  • FDCP chair Cruz argued that the Philippines is behind on technology and preparation that Koreans use to create films

A Filipino senator on Tuesday said he is confused by the appeal of Korean dramas when his countrymen are "more handsome" than South Koreans, according to a report.

Sen. Robin Padilla, a former action star, made the remark during a Philippine Senate hearing on the 2023 budget of the Film Development Council of the Philippines (FDCP).

"I don't understand [the appeal of these K-dramas], because when we look in the mirror, we're clearly more handsome than South Koreans. Our faces haven't been altered by plastic surgery; this nose of mine has been punched many times and it's never gotten fixed," Padilla said, as translated by the local newspaper Rappler. "Why, then, do our countrymen prefer Korean works over our own?"

In response, FDCP chairperson Tirso Cruz III, who is a former matinée idol, noted that while he believes that Filipino actors and filmmakers are better, Korean dramas hold more appeal as they are well ahead of the Philippines in terms of technology and preparations.

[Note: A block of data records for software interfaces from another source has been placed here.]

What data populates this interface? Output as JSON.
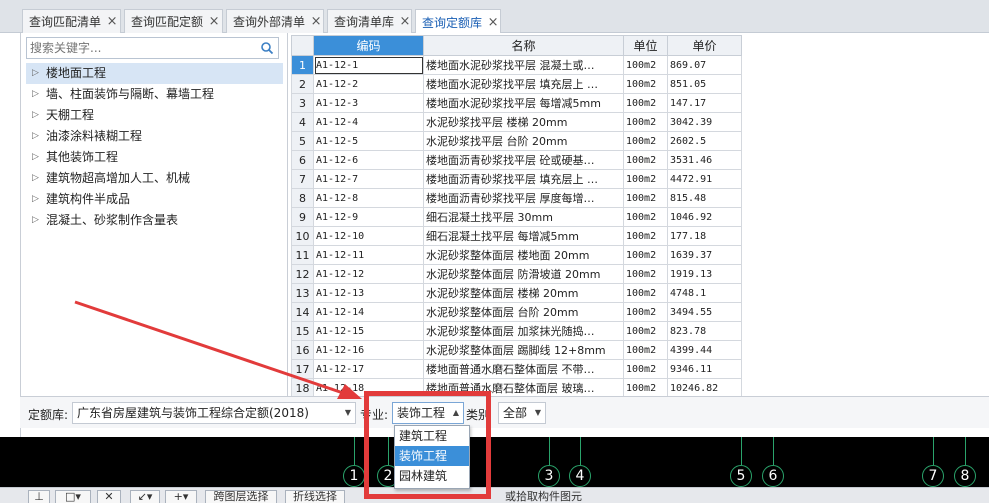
{
  "tabs": [
    {
      "label": "查询匹配清单"
    },
    {
      "label": "查询匹配定额"
    },
    {
      "label": "查询外部清单"
    },
    {
      "label": "查询清单库"
    },
    {
      "label": "查询定额库"
    }
  ],
  "search": {
    "placeholder": "搜索关键字..."
  },
  "tree": {
    "items": [
      {
        "label": "楼地面工程"
      },
      {
        "label": "墙、柱面装饰与隔断、幕墙工程"
      },
      {
        "label": "天棚工程"
      },
      {
        "label": "油漆涂料裱糊工程"
      },
      {
        "label": "其他装饰工程"
      },
      {
        "label": "建筑物超高增加人工、机械"
      },
      {
        "label": "建筑构件半成品"
      },
      {
        "label": "混凝土、砂浆制作含量表"
      }
    ]
  },
  "grid": {
    "headers": {
      "code": "编码",
      "name": "名称",
      "unit": "单位",
      "price": "单价"
    },
    "rows": [
      {
        "n": "1",
        "code": "A1-12-1",
        "name": "楼地面水泥砂浆找平层 混凝土或…",
        "unit": "100m2",
        "price": "869.07"
      },
      {
        "n": "2",
        "code": "A1-12-2",
        "name": "楼地面水泥砂浆找平层 填充层上 …",
        "unit": "100m2",
        "price": "851.05"
      },
      {
        "n": "3",
        "code": "A1-12-3",
        "name": "楼地面水泥砂浆找平层 每增减5mm",
        "unit": "100m2",
        "price": "147.17"
      },
      {
        "n": "4",
        "code": "A1-12-4",
        "name": "水泥砂浆找平层 楼梯 20mm",
        "unit": "100m2",
        "price": "3042.39"
      },
      {
        "n": "5",
        "code": "A1-12-5",
        "name": "水泥砂浆找平层 台阶 20mm",
        "unit": "100m2",
        "price": "2602.5"
      },
      {
        "n": "6",
        "code": "A1-12-6",
        "name": "楼地面沥青砂浆找平层 砼或硬基…",
        "unit": "100m2",
        "price": "3531.46"
      },
      {
        "n": "7",
        "code": "A1-12-7",
        "name": "楼地面沥青砂浆找平层 填充层上 …",
        "unit": "100m2",
        "price": "4472.91"
      },
      {
        "n": "8",
        "code": "A1-12-8",
        "name": "楼地面沥青砂浆找平层 厚度每增…",
        "unit": "100m2",
        "price": "815.48"
      },
      {
        "n": "9",
        "code": "A1-12-9",
        "name": "细石混凝土找平层 30mm",
        "unit": "100m2",
        "price": "1046.92"
      },
      {
        "n": "10",
        "code": "A1-12-10",
        "name": "细石混凝土找平层 每增减5mm",
        "unit": "100m2",
        "price": "177.18"
      },
      {
        "n": "11",
        "code": "A1-12-11",
        "name": "水泥砂浆整体面层 楼地面 20mm",
        "unit": "100m2",
        "price": "1639.37"
      },
      {
        "n": "12",
        "code": "A1-12-12",
        "name": "水泥砂浆整体面层 防滑坡道 20mm",
        "unit": "100m2",
        "price": "1919.13"
      },
      {
        "n": "13",
        "code": "A1-12-13",
        "name": "水泥砂浆整体面层 楼梯 20mm",
        "unit": "100m2",
        "price": "4748.1"
      },
      {
        "n": "14",
        "code": "A1-12-14",
        "name": "水泥砂浆整体面层 台阶 20mm",
        "unit": "100m2",
        "price": "3494.55"
      },
      {
        "n": "15",
        "code": "A1-12-15",
        "name": "水泥砂浆整体面层 加浆抹光随捣…",
        "unit": "100m2",
        "price": "823.78"
      },
      {
        "n": "16",
        "code": "A1-12-16",
        "name": "水泥砂浆整体面层 踢脚线 12+8mm",
        "unit": "100m2",
        "price": "4399.44"
      },
      {
        "n": "17",
        "code": "A1-12-17",
        "name": "楼地面普通水磨石整体面层 不带…",
        "unit": "100m2",
        "price": "9346.11"
      },
      {
        "n": "18",
        "code": "A1-12-18",
        "name": "楼地面普通水磨石整体面层 玻璃…",
        "unit": "100m2",
        "price": "10246.82"
      }
    ]
  },
  "filter": {
    "quota_label": "定额库:",
    "quota_value": "广东省房屋建筑与装饰工程综合定额(2018)",
    "major_label": "专业:",
    "major_value": "装饰工程",
    "category_label": "类别",
    "category_value": "全部"
  },
  "dropdown": {
    "options": [
      {
        "label": "建筑工程"
      },
      {
        "label": "装饰工程"
      },
      {
        "label": "园林建筑"
      }
    ]
  },
  "axes": {
    "labels": [
      "1",
      "2",
      "3",
      "4",
      "5",
      "6",
      "7",
      "8"
    ]
  },
  "toolbar": {
    "btn_layer": "跨图层选择",
    "btn_polyline": "折线选择",
    "status": "或拾取构件图元"
  },
  "colors": {
    "highlight": "#e23b3b",
    "selection": "#3b8fd9",
    "axis": "#2aa36b"
  }
}
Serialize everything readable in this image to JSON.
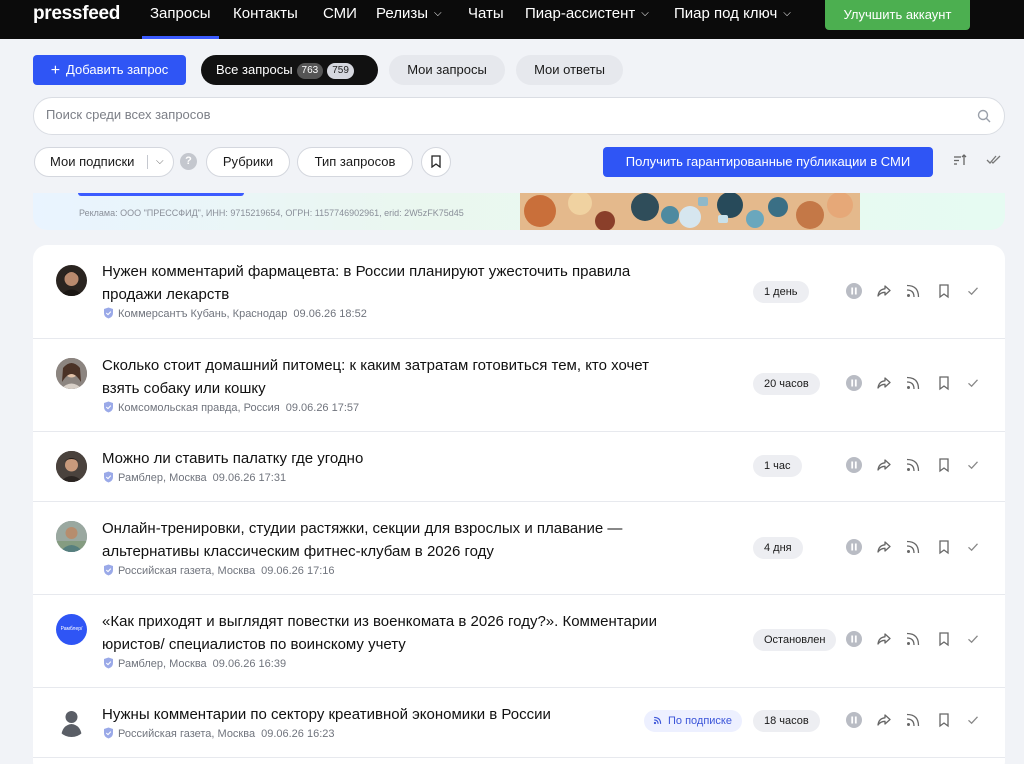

"It's likely because [the Korean entertainment industry] had years to really develop their craft. What people see now in their industry was something that took actually years to hone. I do believe we Filipinos are better as filmmakers, as actors, but maybe it's because we've been left behind technology-wise and preparation-wise that we can't be at par with them now," Cruz said.

Padilla's remarks came the same day another Filipino senator, Jinggoy Estrada, proposed putting a ban on Korean dramas and foreign films. In his statement, which he also made during the FDCP hearing, Estrada said he was frustrated that Filipino artists are losing jobs because of the public's "lack of support" for local entertainment.

"In my observation, if we continue showing these Koreanovelas, our citizens will support these Korean celebrities instead, while our Filipino artists lose jobs and income," the senator said. "So sometimes, I do consider proposing a ban on these foreign works, so that it would be our talented Filipino artists who will be appreciated in our own country instead."

Estrada received backlash for his suggestion, with Cavite Gov. Jonvic Remulla arguing that the local film industry should instead "learn and take inspiration" from the successes of Korean dramas. Chito Miranda, the founder and lead singer of the famous Filipino band Parokya ni Edgar, also slammed Estrada's proposal, adding that the Philippines should instead focus on "coming up with better shows and songs" than targeting foreign acts.

Korean dramas have seen great success and international recognition over the past years. In 2020, Korean director Bong Joon-Ho's movie "Parasite" became the first foreign language film to win the Best Picture award at the Oscars. The movie also earned Bong a Best Director trophy, making him only the second Asian to win the award.

Last year, Netflix's survival series "Squid Game" also made waves, with more than 111 million viewers globally. The series later became the first foreign-language show to win top honors at the 74th Emmy Awards. Actor Lee Jung-jae won the Emmy for Best Actor in a Drama Series, becoming the first person to take the award for a non-English performance.

Squid Game: Everything To Know About Netflix's Most-Watched Korean Drama
Squid Game: Everything To Know About Netflix's Most-Watched Korean Drama